Editor’s note: This review was submitted by a library patron during the 2017 Adult Summer Reading program. We will continue to periodically share some of these reviews throughout the year.
In a saga that spans two centuries, “Homegoing” takes readers on a journey through the Gold Coast slave trade, Asante wars, colonialism, slavery, the Civil Rights Movement and more. One woman, Maame, birthed two daughters, Effia and Esi, unbeknownst to one another. Each woman is left to find her way in the harsh world, their challenges magnified due to the color of their skin and their circumstances. Through split narratives, we follow the descendants of Maame through time and through the world. Not for the faint of heart, this novel touches on graphic and disturbing periods of American and world history, but will leave the reader feeling touched and inspired.
Three words that describe this book: powerful, moving, historic
You might want to pick this book up if: You like family sagas, US history and world history.
Posted on Wednesday, August 16, 2017 by Reading Addict

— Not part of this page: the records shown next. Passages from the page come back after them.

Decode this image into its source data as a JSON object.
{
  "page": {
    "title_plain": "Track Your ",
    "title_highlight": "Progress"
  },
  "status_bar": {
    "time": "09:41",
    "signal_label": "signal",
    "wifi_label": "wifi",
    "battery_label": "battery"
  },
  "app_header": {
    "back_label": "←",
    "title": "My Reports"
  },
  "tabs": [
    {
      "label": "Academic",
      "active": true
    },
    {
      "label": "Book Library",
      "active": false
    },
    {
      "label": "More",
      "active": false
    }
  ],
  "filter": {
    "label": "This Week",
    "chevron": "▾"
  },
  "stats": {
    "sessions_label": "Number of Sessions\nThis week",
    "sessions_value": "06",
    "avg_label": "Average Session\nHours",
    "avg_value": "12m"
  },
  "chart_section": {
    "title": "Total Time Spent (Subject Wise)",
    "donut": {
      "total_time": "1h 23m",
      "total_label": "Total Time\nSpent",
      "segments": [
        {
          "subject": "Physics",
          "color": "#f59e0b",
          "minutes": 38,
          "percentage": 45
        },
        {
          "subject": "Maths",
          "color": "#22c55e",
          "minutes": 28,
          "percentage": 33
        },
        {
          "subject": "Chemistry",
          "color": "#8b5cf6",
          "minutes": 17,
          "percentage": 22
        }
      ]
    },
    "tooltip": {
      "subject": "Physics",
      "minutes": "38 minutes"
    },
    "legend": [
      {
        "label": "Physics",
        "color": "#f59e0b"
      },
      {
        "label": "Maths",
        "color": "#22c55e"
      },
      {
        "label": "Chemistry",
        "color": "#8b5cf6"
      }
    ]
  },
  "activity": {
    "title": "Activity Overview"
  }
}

In many cultures, a solar eclipse was thought to be due to an animal or demon trying to eat the sun or moon. People would bang on pots and pans or drums to drive the threat away. For some cultures an eclipse is a time of terror, but for others it is a time for reflection and reconciliation. Whatever meanings we ascribe to it, we know that solar eclipses are natural occurrences whereby the moon passes between the sun and the Earth. This year’s eclipse is the first total solar eclipse to be visible in the continental U.S. since 1978 and the first to cross the entire country from west to east since 1918. Columbia is lucky to be in the middle of that path. We will have 2 minutes and 37 seconds of totality. That doesn’t seem very long but if you didn’t know the science behind it, it could be a bit terrifying. Continue reading “Danger! View It Safely: The Solar Eclipse”
It is now mid-August, which to me, is the reverse equivalent of mid-February. Rather than being done in by the dark and cold, the wicked heat and humidity is taking its toll on me. Do summer dog days have you down and dragging around, too? What are your remedies? Continue reading “Ice Cream Sandwiches to the Rescue!”
One of the great pleasures of One Read, the library’s community-wide reading program, is the opportunity to use a single book to explore a myriad of topics and to connect with other readers through that exploration.
This year’s selection, “The Turner House” by Angela Flournoy, provides an intimate portrait of a family, a home and a city. By following the lives of Francis and Viola Turner, we witness one black family’s experience moving north as part of the Great Migration and get a glimpse into that period of American history. We celebrate and suffer along with the Turner siblings, gaining an appreciation of the complexities of being a member of a large family, or perhaps recognizing dynamics from our own families. We also come to know Detroit, which is a character in and of itself. The following books will enhance your experience of Flournoy’s novel. Continue reading “Literary Links: One Read 2017”